Smart immigration policy needed
If Donald Trump had said this, it would have been dismissed as just another harsh comment on a sensitive topic — immigration. But the author of the following words last week was none other than Hillary Clinton, Trump’s Democratic opponent in 2016, someone who would never be called a racist or an immigrant-basher.
She said Europe needs to “get a handle” on reforming its immigration laws in order to fend off another reaction like Brexit.
“I admire the very generous and compassionate approaches that were taken, particularly by leaders like Angela Merkel,” she said. “(But) I think it is fair to say Europe has done its part, and must send a very clear message ?• ‘We are not going to be able to continue to provide refuge and support’ (to new migrants) ?• because if we don’t deal with the migration issue it will continue to roil” European voters.
Bingo. That’s the kind of common-sense approach to immigration that Republicans and Democrats in this country should be able to agree on. And in private, many of them do. Publicly, however, the story is different.
There are faint hopes that the coming split between a Democratic House and a Republican Senate could lead to some degree of cooperation, and that will be necessary to some basic things done. But it’s one thing to agree on a bill that affects Social Security or the military. We need both of those. It’s an entirely different matter to take on something controversial like immigration.
Democrats want nothing to do with Trump’s border wall — and they shouldn’t, because it’s an absurd and expensive approach to a complex problem.
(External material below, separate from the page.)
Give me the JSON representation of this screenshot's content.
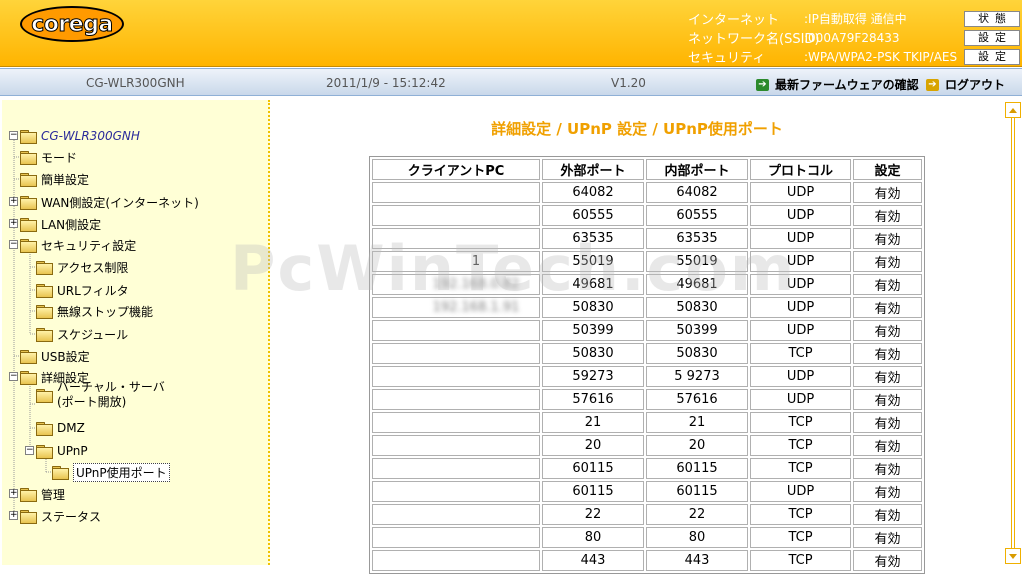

And it won’t even work.
Yet those same Democrats don’t seem to realize that Trump and Republicans are on to something when they say we can’t just passively accept caravans of poor people from Central America because that kind of open-door policy would eventually overwhelm us.
Granted, Trump says it in the harshest way, so it’s hard for reasonable people to get behind him. But it’s also hard to deny that the Central American migrants are fleeing poverty, not political persecution. Their situation is dire, but so is the predicament for millions of poor people in Africa and Asia.
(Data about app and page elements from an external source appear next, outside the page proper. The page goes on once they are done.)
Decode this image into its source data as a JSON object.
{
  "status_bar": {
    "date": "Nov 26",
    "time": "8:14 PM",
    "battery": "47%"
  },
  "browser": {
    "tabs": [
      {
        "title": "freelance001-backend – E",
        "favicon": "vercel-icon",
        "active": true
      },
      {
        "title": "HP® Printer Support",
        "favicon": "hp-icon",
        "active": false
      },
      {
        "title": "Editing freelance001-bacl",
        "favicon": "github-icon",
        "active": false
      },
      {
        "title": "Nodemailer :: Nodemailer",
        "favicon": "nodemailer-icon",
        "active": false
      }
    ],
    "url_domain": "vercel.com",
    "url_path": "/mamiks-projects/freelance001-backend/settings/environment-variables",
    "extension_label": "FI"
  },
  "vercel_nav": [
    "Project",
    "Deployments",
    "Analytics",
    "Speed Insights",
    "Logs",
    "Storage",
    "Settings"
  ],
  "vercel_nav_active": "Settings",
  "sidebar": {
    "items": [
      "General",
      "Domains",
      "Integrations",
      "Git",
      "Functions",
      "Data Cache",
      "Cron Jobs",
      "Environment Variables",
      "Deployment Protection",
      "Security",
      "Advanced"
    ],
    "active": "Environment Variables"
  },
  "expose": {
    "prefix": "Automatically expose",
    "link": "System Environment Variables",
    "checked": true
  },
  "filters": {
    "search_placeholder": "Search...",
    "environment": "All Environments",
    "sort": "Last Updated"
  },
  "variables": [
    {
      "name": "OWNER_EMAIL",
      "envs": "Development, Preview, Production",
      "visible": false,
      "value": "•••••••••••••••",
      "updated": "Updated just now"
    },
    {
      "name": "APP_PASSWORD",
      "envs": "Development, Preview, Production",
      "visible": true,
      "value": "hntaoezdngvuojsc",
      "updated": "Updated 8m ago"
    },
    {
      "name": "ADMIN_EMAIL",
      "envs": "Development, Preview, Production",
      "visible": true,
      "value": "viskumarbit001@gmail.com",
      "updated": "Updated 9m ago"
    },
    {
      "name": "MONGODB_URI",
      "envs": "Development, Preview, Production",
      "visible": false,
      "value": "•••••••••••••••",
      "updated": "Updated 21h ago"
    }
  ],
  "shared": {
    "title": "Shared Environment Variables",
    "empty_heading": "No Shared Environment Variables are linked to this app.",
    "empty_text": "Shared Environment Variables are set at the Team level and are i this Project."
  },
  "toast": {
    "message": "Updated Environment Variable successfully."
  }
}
If anything will break the stalemate in the next Congress, it would be a deal involving the so-called “Dreamers” and tighter entry requirements for new immigrants.
Even Trump has suggested he could accept the Dreamers, people who were brought here as children by their parents. They’ve lived in this country for years or decades, but they’re subject to deportation at any time — usually to countries they would never recognize. That’s just cruel.
In return, Democrats would be asked to support an immigration system weighted more toward merit, not family connections to previous immigrants. There are college graduates and entrepreneurs in other countries who want to come here. But all too often, they are crowded out by whoever can make it across the border, or put off by a process that doesn’t really value their potential contribution.
Something like this, with a tweak here or there, should be doable. Most voters probably wouldn’t object. Heck, they’d be stunned and ask for more cooperation on other issues.
We’ll find out soon. Maybe Trump will want another signing ceremony in the Oval Office. Maybe Speaker Nancy Pelosi can hold off the hardliners in her party who want to fight Trump on everything. Best of all, maybe voters in both parties will tell their representatives to get something — anything — done before the next election, and to start with this.
Thomas Taschinger, TTaschinger@BeaumontEnterprise.com, is the editorial page editor of The Beaumont Enterprise. Follow him on Twitter at @PoliticalTom